Sunday, April 30, 2017
Highly Illogical Behavior, by John Corey Whaley
Three years ago, Lisa witnessed Sol having a panic attack that ended up with him in a public fountain. In the aftermath, Solomon withdrew from school and isolated himself at home, afraid to go outside for fear of having more panic attacks. With some research, Lisa tracks him down and manages to convince Sol's family to open up to her (although she doesn't tell them why she is suddenly interested in being friends with Sol).
Their contact is tentative at first, but she wins his trust and a real friendship develops between them. Mostly to reassure her boyfriend that her interest in Sol is platonic, Lisa invites her boyfriend to meet Sol and it turns out that the two boys have a lot of similar interests. The flourishing of that friendship complicates issues as the boyfriend threatens to expose Lisa's exploitation of Sol. It also triggers Lisa's insecurity and jealousy as the boys' friendship seems to become romantic.

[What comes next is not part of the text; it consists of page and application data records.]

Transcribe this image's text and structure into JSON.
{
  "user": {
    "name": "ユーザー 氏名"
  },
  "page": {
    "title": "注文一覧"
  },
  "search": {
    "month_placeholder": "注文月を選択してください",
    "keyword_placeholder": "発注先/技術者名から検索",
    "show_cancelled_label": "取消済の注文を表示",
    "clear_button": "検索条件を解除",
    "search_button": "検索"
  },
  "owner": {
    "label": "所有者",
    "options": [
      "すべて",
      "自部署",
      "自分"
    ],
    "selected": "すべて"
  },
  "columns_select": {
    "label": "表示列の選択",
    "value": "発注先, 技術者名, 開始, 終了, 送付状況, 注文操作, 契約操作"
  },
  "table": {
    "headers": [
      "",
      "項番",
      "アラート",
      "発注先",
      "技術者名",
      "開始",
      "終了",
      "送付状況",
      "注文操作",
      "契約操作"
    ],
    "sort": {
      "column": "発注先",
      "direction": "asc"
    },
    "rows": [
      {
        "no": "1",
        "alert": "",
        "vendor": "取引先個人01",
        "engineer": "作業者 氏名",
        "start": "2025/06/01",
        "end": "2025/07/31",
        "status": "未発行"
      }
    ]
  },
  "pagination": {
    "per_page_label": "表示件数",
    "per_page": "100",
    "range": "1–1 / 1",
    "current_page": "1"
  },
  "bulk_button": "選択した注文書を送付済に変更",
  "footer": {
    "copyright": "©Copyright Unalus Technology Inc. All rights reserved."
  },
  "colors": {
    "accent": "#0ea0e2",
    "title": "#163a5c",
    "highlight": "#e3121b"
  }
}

While the ultimate fallout from Lisa's ill-advised foray into amateur psychotherapy is not much of a surprise, the story is kept fresh by its characters. Certainly, the three protagonists have a complicated and interesting dynamic going on, but the strong cast of supporting characters also deserves special mention.